Immelt is qoted in Hot, Flat, and Crowded

Hot, Flat, and Crowded:

Wind power - easy?  Read this:

want more - get the book - it is fantastic!  A real "Must Read"

Sept. 15, 2010
A retired GE Engineer blasted the 'rebirth' of Building 53 in Schenectady to be the showcase of GE's Wind Power business to which I had to reply with the following:

Jack - please continue with your solution....

Since the first oil wells were drilled in China in 347 CE with bits on bamboo poles, we now have resorted to horizontal drilling DEEP wells, fracturing (used in the big ND fields - I was just there), and we sold gas turbines to Canada to use hot water to flush oil from sand formations.  The most superficial review of the 1663 years of oil production shows an exponential rise in the cost of it's extraction.

Coal - lets not even try to discuss "clean coal" technology.

If you fly from Amsterdam to Norway (I did last year), you will now see that the whole coastline is lined with wind turbines.  If you drive the autobahns in Germany, you will see it similarly lined with wind turbines.  If you drive the streets of Europe, you won't see wires on poles.  Germany is going green as it's guaranteed tax credits for 20 years on such projects - we can't agree on any politically sensitive plans for even the 2 year national election sequence!
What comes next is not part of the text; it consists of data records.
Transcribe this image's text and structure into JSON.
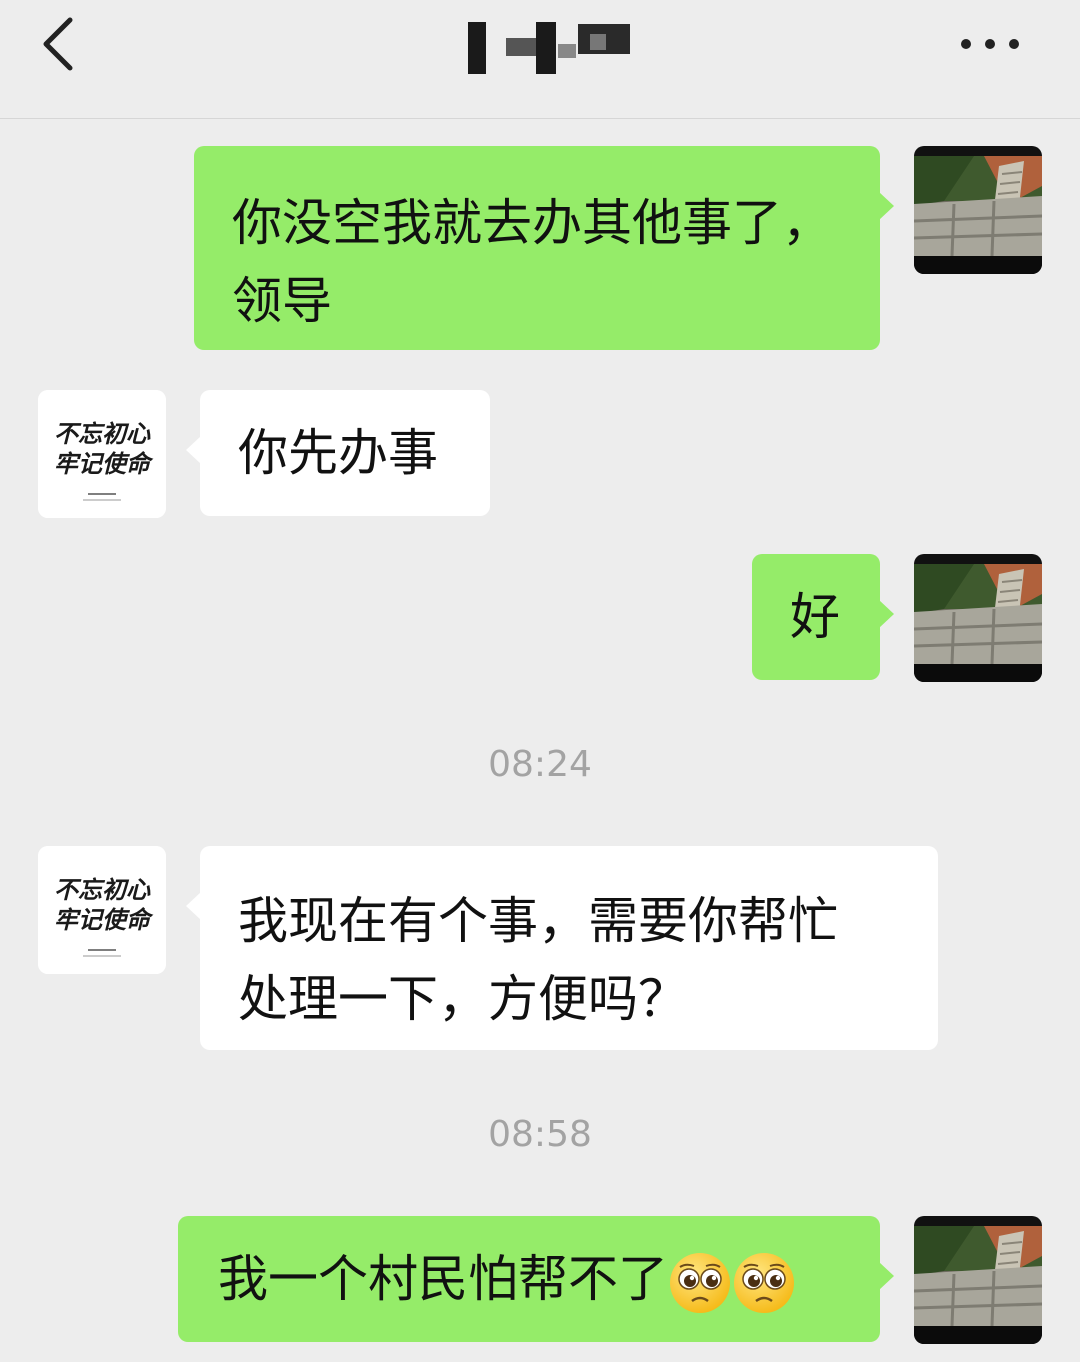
{
  "header": {
    "back_icon": "chevron-left-icon",
    "title_redacted": true,
    "more_icon": "more-dots-icon"
  },
  "messages": [
    {
      "side": "me",
      "text": "你没空我就去办其他事了，领导",
      "line1": "你没空我就去办其他事了，",
      "line2": "领导"
    },
    {
      "side": "other",
      "text": "你先办事"
    },
    {
      "side": "me",
      "text": "好"
    },
    {
      "type": "time",
      "text": "08:24"
    },
    {
      "side": "other",
      "text": "我现在有个事，需要你帮忙处理一下，方便吗？",
      "line1": "我现在有个事，需要你帮忙",
      "line2": "处理一下，方便吗？"
    },
    {
      "type": "time",
      "text": "08:58"
    },
    {
      "side": "me",
      "text": "我一个村民怕帮不了",
      "emojis": [
        "pleading-face-icon",
        "pleading-face-icon"
      ]
    }
  ],
  "colors": {
    "background": "#ededed",
    "my_bubble": "#95ec69",
    "other_bubble": "#ffffff",
    "timestamp": "#a3a3a3"
  },
  "avatars": {
    "me": "stone-path-photo",
    "other": "calligraphy-avatar"
  },
  "avatar_text": {
    "line1": "不忘初心",
    "line2": "牢记使命"
  }
}
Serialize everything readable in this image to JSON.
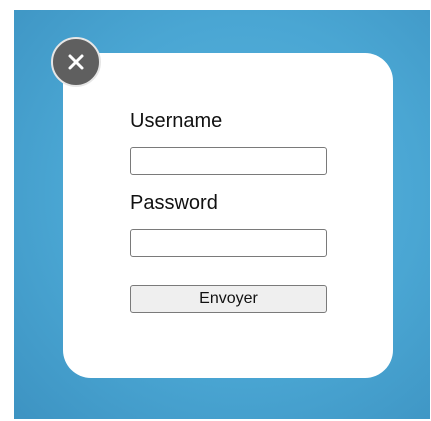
{
  "login_form": {
    "username_label": "Username",
    "username_value": "",
    "password_label": "Password",
    "password_value": "",
    "submit_label": "Envoyer"
  },
  "icons": {
    "close": "close-icon"
  },
  "colors": {
    "backdrop": "#4aa6d3",
    "dialog": "#ffffff",
    "close_button": "#5f5f5f"
  }
}
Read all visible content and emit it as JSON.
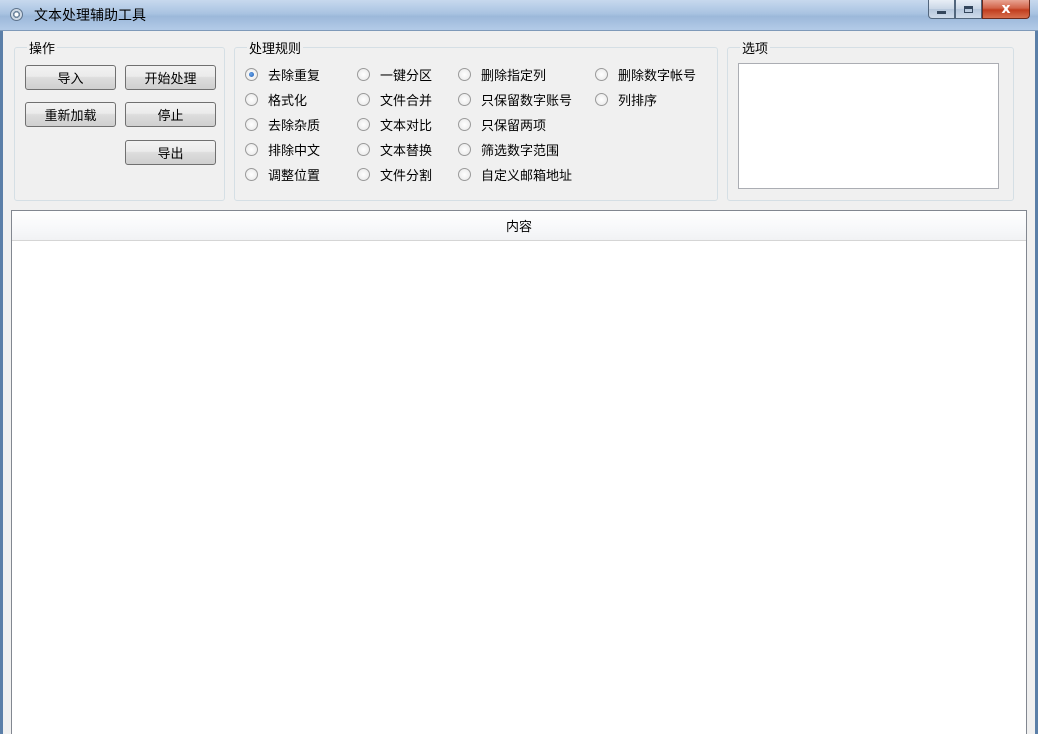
{
  "window": {
    "title": "文本处理辅助工具",
    "min_icon": "minimize-icon",
    "max_icon": "maximize-icon",
    "close_icon": "close-icon",
    "close_glyph": "x"
  },
  "actions": {
    "legend": "操作",
    "import": "导入",
    "start": "开始处理",
    "reload": "重新加载",
    "stop": "停止",
    "export": "导出"
  },
  "rules": {
    "legend": "处理规则",
    "options": [
      {
        "label": "去除重复",
        "checked": true
      },
      {
        "label": "一键分区",
        "checked": false
      },
      {
        "label": "删除指定列",
        "checked": false
      },
      {
        "label": "删除数字帐号",
        "checked": false
      },
      {
        "label": "格式化",
        "checked": false
      },
      {
        "label": "文件合并",
        "checked": false
      },
      {
        "label": "只保留数字账号",
        "checked": false
      },
      {
        "label": "列排序",
        "checked": false
      },
      {
        "label": "去除杂质",
        "checked": false
      },
      {
        "label": "文本对比",
        "checked": false
      },
      {
        "label": "只保留两项",
        "checked": false
      },
      {
        "label": "排除中文",
        "checked": false
      },
      {
        "label": "文本替换",
        "checked": false
      },
      {
        "label": "筛选数字范围",
        "checked": false
      },
      {
        "label": "调整位置",
        "checked": false
      },
      {
        "label": "文件分割",
        "checked": false
      },
      {
        "label": "自定义邮箱地址",
        "checked": false
      }
    ]
  },
  "options_panel": {
    "legend": "选项"
  },
  "content": {
    "header": "内容"
  },
  "colors": {
    "titlebar": "#a9c3e1",
    "close_button": "#c13d1f",
    "radio_selected": "#1c5bb4"
  }
}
I spent 6 weeks in North Dakota farming this year - wind farms are finally reaching ND and have been a very successful part of the Minnesota energy grid for years.

I pre-heat my cold well water here at the place in NY with a self made solar heater, use CFL bulbs in all the lights except where I've changed to LED lights, and would love to have wind turbines on the Winsness farm in North Dakota.

But Americans seem to have a strong mental culture of "we know best" and because of the isolation of 2 oceans, Canada and Mexico, I see little hope of an awakening to how we, through the blind inefficient use of carbon technology, are destroying our economy, youth through wars, and our respect across the globe.

The next time we fill our vehicles with fuel that is less than 1/2 the cost of the same fuel in other countries, how about if we give some thought to the living matter that perished to make that fuel.  How long ago did it live?  How long did it take to be converted to oil?  How deep was it buried?  Where will we have to go to find it in 100, 200, or another 1663 years?